If you want to just put an icon on your blog linking to your regular WP feed, this is explained in the WP FAQ on this page.

I found a general article article about setting up FeedBurner by Marshall Kirkpatrick, and another specifically about Feedburner and WP blogs by HarisTV; however FeedBurner itself has a very clear Word Press Quick Start page.

Key issue that I gradually realised : there are two types of WordPress blog. You can install the WP software on your own server (self-hosted) or you can set up and run your blog using the WP server and its interface (WP-hosted). Some things can only be done for self-hosted blogs. Example one is improved auto-discovery – at the moment Firefox seems to know my feed exists, but IE doesn’t. You can fix this by putting some extra lines of code in your blog template, which FB give you. But if you are WP-hosted, you can’t edit your blog template. Example two is automatic re-direction. As I explained earlier, new subscribers will be routed through Feedburner whichever reader they use, but Feedburner won’t know about people who already subscribed to my existing WP feed. However, somebody terribly clever called Steve Smith wrote a plug-in which would automatically re-direct readers. This has now been officially absorbed by Feedburner and called FeedSmith. However, once again this works by plonking the right bit of code in your WP installation – so can’t be done by WP-hosted bloggers.

Phew. Think I am done.

And in closing…

As John Ebdon used to say, if you have been, thanks for listening.

The pale cast of thought

October 7, 2007

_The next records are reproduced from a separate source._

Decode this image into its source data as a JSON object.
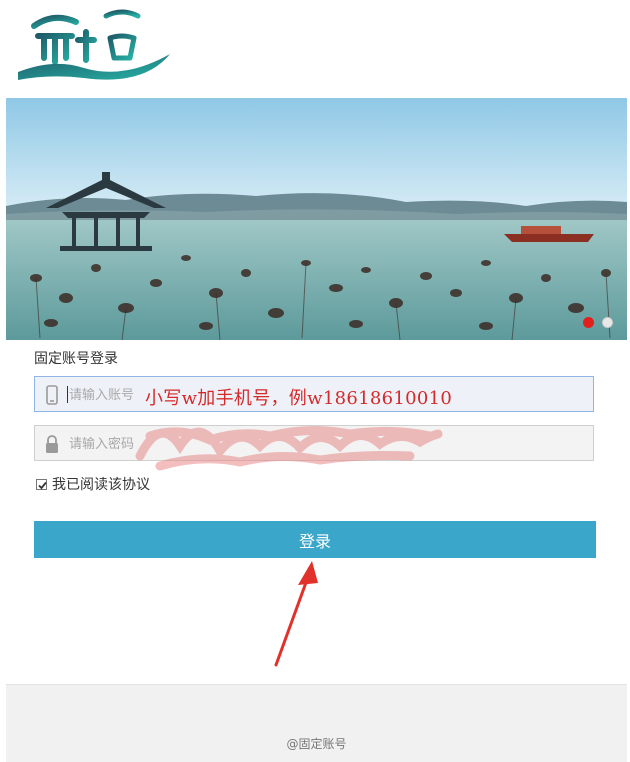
{
  "logo": {
    "icon": "city-logo-icon"
  },
  "banner": {
    "icon": "west-lake-photo",
    "carousel_count": 2,
    "carousel_active_index": 0
  },
  "login": {
    "title": "固定账号登录",
    "account_placeholder": "请输入账号",
    "password_placeholder": "请输入密码",
    "account_icon": "phone-icon",
    "password_icon": "lock-icon",
    "agree_label": "我已阅读该协议",
    "agree_checked": true,
    "submit_label": "登录"
  },
  "annotation": {
    "text": "小写w加手机号，例w18618610010",
    "color": "#d42a2a"
  },
  "footer": {
    "text": "@固定账号"
  },
  "colors": {
    "accent": "#3aa6c9",
    "annotation": "#d42a2a"
  }
}
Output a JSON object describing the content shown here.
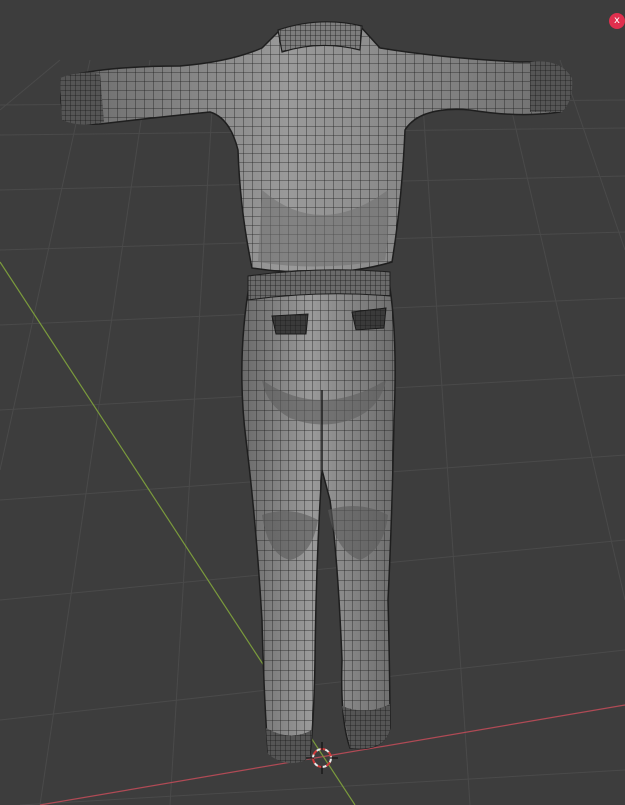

Discovered a great new blog last week – the AstroStat Slog. It reminded me how Astronomy has some things in common with social science. Pause for spluttering by hard nosed physical scientists. What I have in mind is that its hard to do controlled experiments. You have to let Nature do the experiments for you, and then work out whats going on. This causes all sorts of problems, but in particular you often need to be good at statistics, to stop yourself being a sucker for all those fascinating flukes.

Even worse, often you don’t even know the underlying probability distributions of your variables. Assuming everything is a Gaussian is a dangerous mistake. Cue non-parametric statistics. Years back in the 80s chum Martin turned me on to the Mann-Whitney U-test, the Spearman rank correlation co-efficient, and other delights. I was hooked. Martin’s secret weapon was a book called “Non parametric statistics for behavioural scientists” by Sidney Siegel. It was full of arcane secrets but still written in plain English. Impressive. An updated version with John Castellan is available.

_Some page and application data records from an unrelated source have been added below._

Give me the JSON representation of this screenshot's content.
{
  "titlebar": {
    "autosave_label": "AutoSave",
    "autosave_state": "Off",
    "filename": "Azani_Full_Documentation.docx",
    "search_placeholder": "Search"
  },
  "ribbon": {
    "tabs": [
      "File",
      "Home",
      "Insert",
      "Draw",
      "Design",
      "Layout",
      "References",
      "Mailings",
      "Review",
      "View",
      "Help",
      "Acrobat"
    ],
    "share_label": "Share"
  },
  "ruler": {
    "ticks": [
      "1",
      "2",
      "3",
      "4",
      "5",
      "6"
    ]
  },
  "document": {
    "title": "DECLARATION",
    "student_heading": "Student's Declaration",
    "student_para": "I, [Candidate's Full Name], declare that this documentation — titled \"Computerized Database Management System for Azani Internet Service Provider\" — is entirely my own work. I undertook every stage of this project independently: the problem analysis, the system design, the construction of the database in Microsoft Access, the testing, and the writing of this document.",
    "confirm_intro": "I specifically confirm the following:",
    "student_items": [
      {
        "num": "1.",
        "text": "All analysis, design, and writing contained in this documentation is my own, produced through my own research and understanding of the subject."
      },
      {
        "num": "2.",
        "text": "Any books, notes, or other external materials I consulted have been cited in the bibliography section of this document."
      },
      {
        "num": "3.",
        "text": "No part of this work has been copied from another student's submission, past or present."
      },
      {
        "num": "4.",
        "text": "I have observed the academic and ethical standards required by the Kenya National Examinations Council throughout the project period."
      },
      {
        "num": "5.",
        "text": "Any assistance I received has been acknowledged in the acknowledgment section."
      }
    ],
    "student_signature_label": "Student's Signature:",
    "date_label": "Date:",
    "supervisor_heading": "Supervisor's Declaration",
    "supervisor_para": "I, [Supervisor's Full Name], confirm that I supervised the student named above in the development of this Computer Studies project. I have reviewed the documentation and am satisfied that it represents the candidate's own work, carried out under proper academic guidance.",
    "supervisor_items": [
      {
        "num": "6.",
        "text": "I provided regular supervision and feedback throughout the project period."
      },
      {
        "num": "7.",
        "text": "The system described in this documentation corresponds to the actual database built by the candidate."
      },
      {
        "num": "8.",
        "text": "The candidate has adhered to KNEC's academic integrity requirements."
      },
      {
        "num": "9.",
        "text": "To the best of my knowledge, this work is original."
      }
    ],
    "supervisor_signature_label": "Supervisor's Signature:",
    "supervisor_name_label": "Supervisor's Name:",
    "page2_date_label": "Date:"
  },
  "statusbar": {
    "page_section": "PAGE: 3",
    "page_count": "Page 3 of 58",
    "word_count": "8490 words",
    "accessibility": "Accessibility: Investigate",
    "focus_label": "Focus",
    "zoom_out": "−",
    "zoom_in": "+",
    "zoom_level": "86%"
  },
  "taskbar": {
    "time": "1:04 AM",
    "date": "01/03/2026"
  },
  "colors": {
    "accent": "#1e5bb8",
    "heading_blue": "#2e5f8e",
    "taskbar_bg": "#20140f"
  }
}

Why is doing statistical analysis so addictively satisfying ? I see it as a kind of merger of thought and action.

As an Experimental Scientist, you need to think hard and slow; to be absurdly rigorous and avoid the traps set by sloppy thought; to root out the assumptions you didn’t realise you were making; to experiment and test in a carefully controlled manner, and conclude only when you are sure. Don’t jump in. Stop, Think, Test.

The Busy Executive (or the Neolithic Hunter..) laughs. Pause and you are dead. Sicklied o’er wi’ the pale cast of thought you do not want to be. Sure, you don’t want to be dumb. But over the years, you build up your experience, knowledge, and instinct. It waits inside you, a coiled spring, ready for release when you need a Decision. Even if you have plenty of time, you never have all the information you need. Assemble what you have, run it through your judgement mill, and go for the best bet.

The Astronomer’s instinct is to be just like the experimental scientist but its impossible. You just can’t do the experiments you want. You have to make do with the ragbag of facts Nature has provided. Like the executive you need to take a decision with incomplete information, but you want it to be somehow impartial and rigorous. Well tough. You can’t absolutely and safely decide. You just can’t. But given any possible decision, you CAN say how likely it is you are being fooled. I can’t tell you which horse will win, but I can tell you whether I will accept that wager.

I’d better stop now or I am in danger now of drifting into the sticky morass that is the Frequentist-Bayesian debate.

Once I almost read a paper called “Are probabilities propensities ?” but it was lunchtime so I decided not to.